Einstein attends what will be considered a historic 1927 Solvay Conference where the new quantum mechanics is discussed, but in fact he makes very few remarks.

In an important prelude to his eventual emigration to the United States, he is invited in September 1927 to accept a research professorship at Princeton University.

Despite the sudden onset of a severe heart ailment in 1928, followed by an almost year-long period of convalescence, Einstein maintains a sustained engagement with scientific work, correspondence, and social and political issues.

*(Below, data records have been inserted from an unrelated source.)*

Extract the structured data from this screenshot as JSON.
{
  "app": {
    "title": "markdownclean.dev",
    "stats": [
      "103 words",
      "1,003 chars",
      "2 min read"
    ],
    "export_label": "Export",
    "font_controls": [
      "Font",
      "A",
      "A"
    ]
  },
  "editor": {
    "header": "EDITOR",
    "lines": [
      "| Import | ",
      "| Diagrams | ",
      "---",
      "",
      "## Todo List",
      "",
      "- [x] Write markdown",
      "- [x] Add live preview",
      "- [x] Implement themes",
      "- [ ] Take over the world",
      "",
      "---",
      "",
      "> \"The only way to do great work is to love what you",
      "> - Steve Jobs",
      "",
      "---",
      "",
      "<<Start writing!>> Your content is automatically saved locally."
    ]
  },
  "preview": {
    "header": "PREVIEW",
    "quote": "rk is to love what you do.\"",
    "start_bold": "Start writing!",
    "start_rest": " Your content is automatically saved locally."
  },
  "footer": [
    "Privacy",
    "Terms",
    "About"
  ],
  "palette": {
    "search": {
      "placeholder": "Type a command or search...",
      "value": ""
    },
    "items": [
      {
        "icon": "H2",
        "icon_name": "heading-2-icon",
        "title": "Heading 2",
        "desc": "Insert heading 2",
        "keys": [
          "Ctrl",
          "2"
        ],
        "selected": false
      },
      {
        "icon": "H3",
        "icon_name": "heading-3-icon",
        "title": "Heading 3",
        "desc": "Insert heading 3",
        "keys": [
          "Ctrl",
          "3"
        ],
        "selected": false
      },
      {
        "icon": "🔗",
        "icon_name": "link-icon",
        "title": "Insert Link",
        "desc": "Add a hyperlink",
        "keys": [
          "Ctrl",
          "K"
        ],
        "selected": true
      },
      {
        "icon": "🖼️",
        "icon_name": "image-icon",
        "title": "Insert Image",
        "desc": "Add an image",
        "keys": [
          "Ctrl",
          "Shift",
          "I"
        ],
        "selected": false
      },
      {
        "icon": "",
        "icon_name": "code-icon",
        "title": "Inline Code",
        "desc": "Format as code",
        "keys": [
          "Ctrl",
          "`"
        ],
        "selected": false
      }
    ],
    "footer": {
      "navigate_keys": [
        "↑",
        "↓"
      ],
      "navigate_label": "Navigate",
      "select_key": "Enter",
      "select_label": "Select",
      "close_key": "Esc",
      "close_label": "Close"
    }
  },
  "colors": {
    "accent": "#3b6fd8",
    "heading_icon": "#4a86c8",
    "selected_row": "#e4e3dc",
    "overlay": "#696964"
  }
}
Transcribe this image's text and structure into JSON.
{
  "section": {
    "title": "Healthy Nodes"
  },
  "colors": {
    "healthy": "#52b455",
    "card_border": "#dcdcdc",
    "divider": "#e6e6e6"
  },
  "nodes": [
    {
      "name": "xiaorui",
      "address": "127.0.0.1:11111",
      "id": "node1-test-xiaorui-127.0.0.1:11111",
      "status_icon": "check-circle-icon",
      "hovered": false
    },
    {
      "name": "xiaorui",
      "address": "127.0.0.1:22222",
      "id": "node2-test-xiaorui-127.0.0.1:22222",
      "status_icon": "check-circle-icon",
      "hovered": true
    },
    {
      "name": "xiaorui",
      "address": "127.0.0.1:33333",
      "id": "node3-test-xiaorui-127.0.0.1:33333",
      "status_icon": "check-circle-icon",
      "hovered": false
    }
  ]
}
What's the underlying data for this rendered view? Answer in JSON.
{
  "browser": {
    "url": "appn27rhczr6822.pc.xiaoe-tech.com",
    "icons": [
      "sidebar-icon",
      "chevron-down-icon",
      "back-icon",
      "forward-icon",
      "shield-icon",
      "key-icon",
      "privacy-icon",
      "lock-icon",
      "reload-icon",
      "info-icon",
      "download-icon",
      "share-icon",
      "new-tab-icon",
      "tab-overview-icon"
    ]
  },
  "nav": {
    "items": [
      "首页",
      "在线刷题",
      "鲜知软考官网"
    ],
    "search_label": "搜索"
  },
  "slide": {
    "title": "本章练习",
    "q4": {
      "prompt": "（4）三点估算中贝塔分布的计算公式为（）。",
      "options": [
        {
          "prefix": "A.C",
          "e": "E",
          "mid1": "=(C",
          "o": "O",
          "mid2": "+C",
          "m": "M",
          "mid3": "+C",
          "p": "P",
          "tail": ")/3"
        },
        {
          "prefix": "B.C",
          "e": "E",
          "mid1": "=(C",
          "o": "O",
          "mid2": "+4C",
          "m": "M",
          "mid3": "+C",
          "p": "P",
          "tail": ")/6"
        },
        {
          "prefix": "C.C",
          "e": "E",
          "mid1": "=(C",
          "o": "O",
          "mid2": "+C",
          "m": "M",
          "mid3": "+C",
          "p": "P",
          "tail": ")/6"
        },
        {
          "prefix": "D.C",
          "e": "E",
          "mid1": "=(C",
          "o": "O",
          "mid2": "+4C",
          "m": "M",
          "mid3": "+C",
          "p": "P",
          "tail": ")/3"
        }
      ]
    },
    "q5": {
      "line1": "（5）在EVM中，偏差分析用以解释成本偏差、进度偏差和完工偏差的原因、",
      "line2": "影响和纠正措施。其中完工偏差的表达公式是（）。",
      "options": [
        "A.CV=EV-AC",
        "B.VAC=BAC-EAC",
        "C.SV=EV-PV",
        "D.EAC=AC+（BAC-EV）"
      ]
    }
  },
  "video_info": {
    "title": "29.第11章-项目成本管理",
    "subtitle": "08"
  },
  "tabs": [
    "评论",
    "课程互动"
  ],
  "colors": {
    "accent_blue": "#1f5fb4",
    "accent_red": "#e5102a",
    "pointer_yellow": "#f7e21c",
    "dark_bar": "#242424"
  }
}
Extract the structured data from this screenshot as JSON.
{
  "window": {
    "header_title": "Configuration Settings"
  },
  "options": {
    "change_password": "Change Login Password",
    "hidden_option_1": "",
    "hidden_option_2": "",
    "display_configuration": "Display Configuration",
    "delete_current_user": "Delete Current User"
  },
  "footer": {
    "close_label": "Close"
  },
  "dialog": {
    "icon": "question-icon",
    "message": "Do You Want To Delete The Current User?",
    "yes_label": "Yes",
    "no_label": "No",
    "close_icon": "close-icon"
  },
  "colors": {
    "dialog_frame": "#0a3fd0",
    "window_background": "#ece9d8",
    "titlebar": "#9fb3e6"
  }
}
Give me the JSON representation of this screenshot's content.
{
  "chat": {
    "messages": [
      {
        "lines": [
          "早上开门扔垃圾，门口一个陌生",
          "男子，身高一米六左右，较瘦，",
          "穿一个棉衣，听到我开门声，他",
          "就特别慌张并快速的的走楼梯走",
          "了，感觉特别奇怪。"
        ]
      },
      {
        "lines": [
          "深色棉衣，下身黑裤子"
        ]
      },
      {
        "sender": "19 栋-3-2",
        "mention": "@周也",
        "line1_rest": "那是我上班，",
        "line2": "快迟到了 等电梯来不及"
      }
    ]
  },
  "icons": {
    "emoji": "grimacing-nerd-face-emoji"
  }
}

He publishes many articles and interviews designed for a popular audience and continues various technical preoccupations, including publishing a patent for a novel "people's" refrigerator and being intimately involved in the design of his famous sailboat.

Einstein advocates for domestic legislative reform, gay and minority rights, European rapprochement, and conscientious objection to military service. He resigns from his positions at the Hebrew University. He also tries to avoid the fanfare marking his fiftieth birthday in March 1929 yet is "buried under a paper avalanche" from the tributes.

His hiring of Helen Dukas as his assistant, who accompanies Einstein to the end of his life, is of great significance for the ultimate preservation of his written legacy.